The Sarmatian War of 116–118 showed that Dacia contributed little to the security of provinces south of the Danube. The new province could not prevent attacks on the empire by Jazyges from the west, through the Banat, and by the Roxolani from the east, across Wallachia. On the Oltenian Plain, which favoured the attackers' cavalry, the two tribes could execute a pincer movement and cut off the province's Transylvanian territory; and, by way of the bridge at Drobeta, they could also threaten Moesia. The elimination of Decebalus rid the Romans of the danger presented by a unified Dacian realm, but it also deprived them of a useful buffer against the Sarmatian tribes. The latter had gained strength, and threatened not only the empire's frontier along the Danube in Upper and Lower Moesia, but also the Dacian province's borders with Oltenia and the Banat, where there were no natural defences. Since the Sarmatians relied on mounted warfare, the province's mountain {1-66.} regions were less vulnerable; but if Jazyges and Roxolani allied themselves with the tribes of free Dacians, Celts, and Germans in the north, a concentrated attack might be launched along the entire length of the lower Danubian fortified frontier and Dacia's frontiers against the empire and the province. By incorporating Dacia, the empire had greatly extended its frontiers, and it needed greater vigilance as well as more troops to defend the latter than had been required for the shorter, Danube frontier. Perhaps this is why Hadrian, whose strategic outlook was primarily defensive, considered the option of relinquishing Dacia at the beginning of his reign.[24]24. Eutropius, Breviarium... VIII, 6,2. Such a move would have been a realistic strategy, and, in fact, Hadrian had readily surrendered other territories that had been won by his predecessor at great military cost: he 'evacuated areas beyond the Tigris and Euphrates'.[25]25. SHA, vita Hadriani, 5. In the end, moved by Turbo's success or the advice of friends, he changed his mind about giving up Dacia and, instead, reorganized the province's defences. In order to consolidate the Danubian limes against the Sarmatians, the IIII Flavia legion was transferred back from the Banat to its earlier, more easily defended base behind the Danube at Singidunum (Belgrade).

In sum, it appears that the role played by Dacia in the defence of the empire and Italia was not as great as claimed by some historians. The province jutted into Barbaricum, and its geographical situation did not allow the local Roman forces to forestall attacks against the empire's possessions south of the Danube. Beyond the defence of the province, these forces could only join in retaliatory action after the attacks had occurred. Instead of being assigned independent operations, the Dacian army was put to effective use only as a reinforcement for other provincial forces.

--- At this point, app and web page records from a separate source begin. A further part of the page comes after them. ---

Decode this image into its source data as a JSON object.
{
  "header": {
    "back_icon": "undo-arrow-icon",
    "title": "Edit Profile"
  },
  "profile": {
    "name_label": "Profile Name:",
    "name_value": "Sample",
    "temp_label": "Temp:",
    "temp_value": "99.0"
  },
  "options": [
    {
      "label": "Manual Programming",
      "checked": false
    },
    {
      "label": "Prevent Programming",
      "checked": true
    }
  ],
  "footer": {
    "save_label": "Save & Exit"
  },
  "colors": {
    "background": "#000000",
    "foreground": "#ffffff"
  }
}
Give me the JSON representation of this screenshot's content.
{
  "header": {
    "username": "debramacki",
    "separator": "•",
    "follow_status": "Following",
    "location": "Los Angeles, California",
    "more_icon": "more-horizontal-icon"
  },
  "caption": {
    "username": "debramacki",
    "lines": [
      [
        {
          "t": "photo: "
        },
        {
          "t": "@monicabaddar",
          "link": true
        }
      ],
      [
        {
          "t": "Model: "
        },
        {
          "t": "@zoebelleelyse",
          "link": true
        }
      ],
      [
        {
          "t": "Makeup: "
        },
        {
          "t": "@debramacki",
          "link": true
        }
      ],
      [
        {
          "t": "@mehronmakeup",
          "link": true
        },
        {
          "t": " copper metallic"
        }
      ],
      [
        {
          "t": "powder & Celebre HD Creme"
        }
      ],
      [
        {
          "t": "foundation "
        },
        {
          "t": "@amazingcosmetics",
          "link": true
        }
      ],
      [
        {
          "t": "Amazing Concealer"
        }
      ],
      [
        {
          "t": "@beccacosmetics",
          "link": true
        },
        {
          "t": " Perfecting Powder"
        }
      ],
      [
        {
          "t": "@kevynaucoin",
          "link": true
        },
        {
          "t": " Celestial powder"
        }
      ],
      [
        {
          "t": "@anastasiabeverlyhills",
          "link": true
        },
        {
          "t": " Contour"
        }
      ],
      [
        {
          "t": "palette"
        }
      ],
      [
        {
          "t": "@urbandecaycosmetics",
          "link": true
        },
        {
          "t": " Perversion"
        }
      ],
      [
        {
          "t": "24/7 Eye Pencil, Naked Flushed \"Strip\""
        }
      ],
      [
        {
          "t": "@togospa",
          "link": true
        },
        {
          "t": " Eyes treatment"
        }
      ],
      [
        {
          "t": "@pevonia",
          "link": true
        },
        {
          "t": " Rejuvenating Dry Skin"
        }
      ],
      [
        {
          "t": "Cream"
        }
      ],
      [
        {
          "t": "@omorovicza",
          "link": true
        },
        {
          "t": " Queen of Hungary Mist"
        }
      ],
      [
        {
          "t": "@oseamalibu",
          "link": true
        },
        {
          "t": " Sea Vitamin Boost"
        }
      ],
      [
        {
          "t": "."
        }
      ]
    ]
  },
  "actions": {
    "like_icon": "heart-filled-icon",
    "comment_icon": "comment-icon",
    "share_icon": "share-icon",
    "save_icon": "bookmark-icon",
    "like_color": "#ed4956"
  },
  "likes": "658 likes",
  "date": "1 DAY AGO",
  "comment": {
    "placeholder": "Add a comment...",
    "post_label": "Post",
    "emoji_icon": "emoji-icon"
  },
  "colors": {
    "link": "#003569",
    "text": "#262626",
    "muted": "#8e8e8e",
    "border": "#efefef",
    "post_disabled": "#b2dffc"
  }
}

At the time of the wars against the Marcomanni, in the late 2nd century, the Dacian army could not even defend its own province; it had to be reinforced with an additional legion, which then remained in Dacia.

{1-67.} In its peripheral provinces, Rome took pains to establish defensive lines that would clearly indicate to the peoples of Barbaricum the border of the empire, and which would facilitate terrestrial or fluvial communication between the fortified posts. It may seem anomalous, then, that Rome did not to stand on its shorter and more defensible, Danubian frontier, but maintained a province with long, vulnerable, borders, along many parts of which communication was difficult between the fortified posts; the defence of Dacia was far more costly than that of other provinces. On the other hand, once the decision was taken at the end of the Dacian Wars to establish a province, considerations of prestige came into play and militated against a subsequent withdrawal — as did, presumably, Transylvania's gold deposits, particularly in the early years.